Back pain and other skeletal pain can also be related to the viscera; for example if the intestines or colon are involved you may experience pain or tightness to the mid and low back. Kellie is trained in visceral manipulation through the Barral Institute founded by French Osteopathic Physician Jean-Pierre Barral.

11. What is orthopedic manual therapy?

Orthopedic manual therapy is a post-graduate clinical residency program and entails the study and education involving diagnosis and treatment of the skeletal system with hands on (manual techniques). Kellie’s degrees and training were received through a European program called the Ola Grimsby Institute. www. Much of the philosophy, research, and techniques are founded in the study of osteopathic medicine, although Kellie is not an osteopathic physician. This training entails 4 years of post-graduate education and totaled approximately hours. ( ) Link
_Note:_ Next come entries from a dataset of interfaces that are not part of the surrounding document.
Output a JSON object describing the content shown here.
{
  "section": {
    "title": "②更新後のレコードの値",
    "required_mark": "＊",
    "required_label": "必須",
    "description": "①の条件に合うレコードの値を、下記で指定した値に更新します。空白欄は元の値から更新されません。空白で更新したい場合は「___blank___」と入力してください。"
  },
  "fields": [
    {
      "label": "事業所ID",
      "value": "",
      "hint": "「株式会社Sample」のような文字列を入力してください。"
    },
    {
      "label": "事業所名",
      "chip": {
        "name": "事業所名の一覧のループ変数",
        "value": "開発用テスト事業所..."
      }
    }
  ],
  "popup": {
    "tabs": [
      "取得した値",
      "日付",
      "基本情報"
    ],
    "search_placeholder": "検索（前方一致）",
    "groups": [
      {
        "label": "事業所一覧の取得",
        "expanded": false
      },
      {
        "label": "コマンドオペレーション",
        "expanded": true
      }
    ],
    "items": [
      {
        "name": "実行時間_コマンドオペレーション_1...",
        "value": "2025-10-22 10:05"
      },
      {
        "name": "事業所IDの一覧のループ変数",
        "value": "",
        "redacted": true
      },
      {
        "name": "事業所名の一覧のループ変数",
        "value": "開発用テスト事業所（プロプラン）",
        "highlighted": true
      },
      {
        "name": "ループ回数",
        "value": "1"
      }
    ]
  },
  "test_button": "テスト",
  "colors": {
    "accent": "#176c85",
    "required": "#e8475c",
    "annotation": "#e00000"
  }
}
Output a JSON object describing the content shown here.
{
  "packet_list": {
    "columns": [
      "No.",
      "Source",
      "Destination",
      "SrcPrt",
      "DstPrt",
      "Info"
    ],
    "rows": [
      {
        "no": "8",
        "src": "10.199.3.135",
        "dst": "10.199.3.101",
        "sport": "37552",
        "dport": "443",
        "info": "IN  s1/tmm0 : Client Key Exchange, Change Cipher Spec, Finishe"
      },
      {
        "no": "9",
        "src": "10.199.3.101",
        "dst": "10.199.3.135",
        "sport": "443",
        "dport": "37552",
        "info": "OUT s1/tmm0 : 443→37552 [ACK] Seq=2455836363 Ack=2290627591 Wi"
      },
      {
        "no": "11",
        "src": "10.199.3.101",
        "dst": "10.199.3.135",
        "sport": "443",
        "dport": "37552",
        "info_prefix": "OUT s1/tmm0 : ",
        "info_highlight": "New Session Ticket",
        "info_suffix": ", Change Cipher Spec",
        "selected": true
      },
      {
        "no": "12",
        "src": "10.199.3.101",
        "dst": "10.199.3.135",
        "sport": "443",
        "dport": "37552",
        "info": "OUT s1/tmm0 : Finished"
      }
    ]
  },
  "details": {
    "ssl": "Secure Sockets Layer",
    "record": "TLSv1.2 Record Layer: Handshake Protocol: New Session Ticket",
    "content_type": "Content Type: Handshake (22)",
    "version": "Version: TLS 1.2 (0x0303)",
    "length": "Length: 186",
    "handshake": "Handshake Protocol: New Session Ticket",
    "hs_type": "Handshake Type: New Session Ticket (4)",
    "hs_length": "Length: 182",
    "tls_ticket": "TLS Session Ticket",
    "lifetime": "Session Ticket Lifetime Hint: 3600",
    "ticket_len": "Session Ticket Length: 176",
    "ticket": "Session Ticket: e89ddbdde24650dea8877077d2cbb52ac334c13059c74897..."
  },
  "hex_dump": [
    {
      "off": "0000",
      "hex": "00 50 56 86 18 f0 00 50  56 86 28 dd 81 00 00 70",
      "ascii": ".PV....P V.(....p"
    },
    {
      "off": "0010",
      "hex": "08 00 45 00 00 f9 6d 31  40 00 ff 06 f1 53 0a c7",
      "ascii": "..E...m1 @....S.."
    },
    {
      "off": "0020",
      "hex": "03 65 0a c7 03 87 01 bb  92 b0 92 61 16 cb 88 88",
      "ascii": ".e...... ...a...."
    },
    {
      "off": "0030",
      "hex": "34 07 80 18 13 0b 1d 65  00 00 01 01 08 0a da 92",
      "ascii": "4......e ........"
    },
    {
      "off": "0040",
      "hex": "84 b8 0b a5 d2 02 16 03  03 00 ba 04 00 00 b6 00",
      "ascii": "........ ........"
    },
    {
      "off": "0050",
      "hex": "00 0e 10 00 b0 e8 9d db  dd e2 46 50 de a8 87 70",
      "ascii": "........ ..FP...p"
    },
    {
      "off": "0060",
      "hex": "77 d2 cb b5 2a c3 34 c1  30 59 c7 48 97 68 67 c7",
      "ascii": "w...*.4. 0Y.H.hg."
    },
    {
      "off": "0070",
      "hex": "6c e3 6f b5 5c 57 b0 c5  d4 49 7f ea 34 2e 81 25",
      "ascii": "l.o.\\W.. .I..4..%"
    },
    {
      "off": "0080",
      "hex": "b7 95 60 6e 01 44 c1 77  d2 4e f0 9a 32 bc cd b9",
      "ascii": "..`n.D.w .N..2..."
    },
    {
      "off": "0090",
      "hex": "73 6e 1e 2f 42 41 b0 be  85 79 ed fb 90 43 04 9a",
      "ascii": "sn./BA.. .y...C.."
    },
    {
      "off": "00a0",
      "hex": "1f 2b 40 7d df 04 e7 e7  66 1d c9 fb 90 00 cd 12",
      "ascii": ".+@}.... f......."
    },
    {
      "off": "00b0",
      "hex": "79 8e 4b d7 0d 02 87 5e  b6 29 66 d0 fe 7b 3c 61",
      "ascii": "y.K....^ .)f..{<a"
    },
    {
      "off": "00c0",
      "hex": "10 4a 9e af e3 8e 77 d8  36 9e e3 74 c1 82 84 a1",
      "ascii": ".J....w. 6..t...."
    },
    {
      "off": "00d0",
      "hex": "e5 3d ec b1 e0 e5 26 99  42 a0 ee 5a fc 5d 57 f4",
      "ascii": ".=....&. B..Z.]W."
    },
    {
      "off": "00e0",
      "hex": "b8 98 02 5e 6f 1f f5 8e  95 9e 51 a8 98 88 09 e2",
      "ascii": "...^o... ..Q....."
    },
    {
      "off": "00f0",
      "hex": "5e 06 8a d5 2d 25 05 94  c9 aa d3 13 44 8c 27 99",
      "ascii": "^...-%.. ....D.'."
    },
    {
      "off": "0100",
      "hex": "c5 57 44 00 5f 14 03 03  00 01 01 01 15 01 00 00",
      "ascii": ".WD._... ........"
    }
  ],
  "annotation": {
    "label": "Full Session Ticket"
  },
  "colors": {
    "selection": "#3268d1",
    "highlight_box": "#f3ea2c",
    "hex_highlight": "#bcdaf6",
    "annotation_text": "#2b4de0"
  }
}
In addition to her biology and physical therapy degrees through the University of Delaware, Kellie also has a Masters degree in orthopedic manual therapy received in 1989.

She has completed her written and practical examinations for her doctorate degree in orthopedic manual therapy in 1998. She will receive this degree upon completion of her clinical research.

12. Are you qualified and trained to perform manipulation?

While some physical therapists are not traditionally trained in spinal manipulation Kellie has received two post-graduate degrees in orthopedic manual therapy. This training including specific training in osseous mobilization and manipulation.

While Kellie is trained in these techniques her osseous techniques are often low-grade in velocity and tissue range for pain control and reduction of muscle tone. She also incorporates other techniques such as fascial counterstain, soft tissue mobilization, myofascial release, scar release, and visceral manipulation depending on what would most assist your recovery.

13. How does hormonal metabolism affect my connective tissue?

Hormonal metabolism is directly related to the connective tissue. If can affect qualities such as strength, inflammation, loading capability, and endurance to name a few. Kellie specializes in working with clients who have pain and injury related to conditions such as perimenopause, menopause, estrogen congestion, post-partum, thyroid/immune conditions, and hormonal changes due to environmental toxicity. She works closely with other medical providers when these conditions are present to best assist her clients in their healing process.

Photo courtesy of Destin Ferdun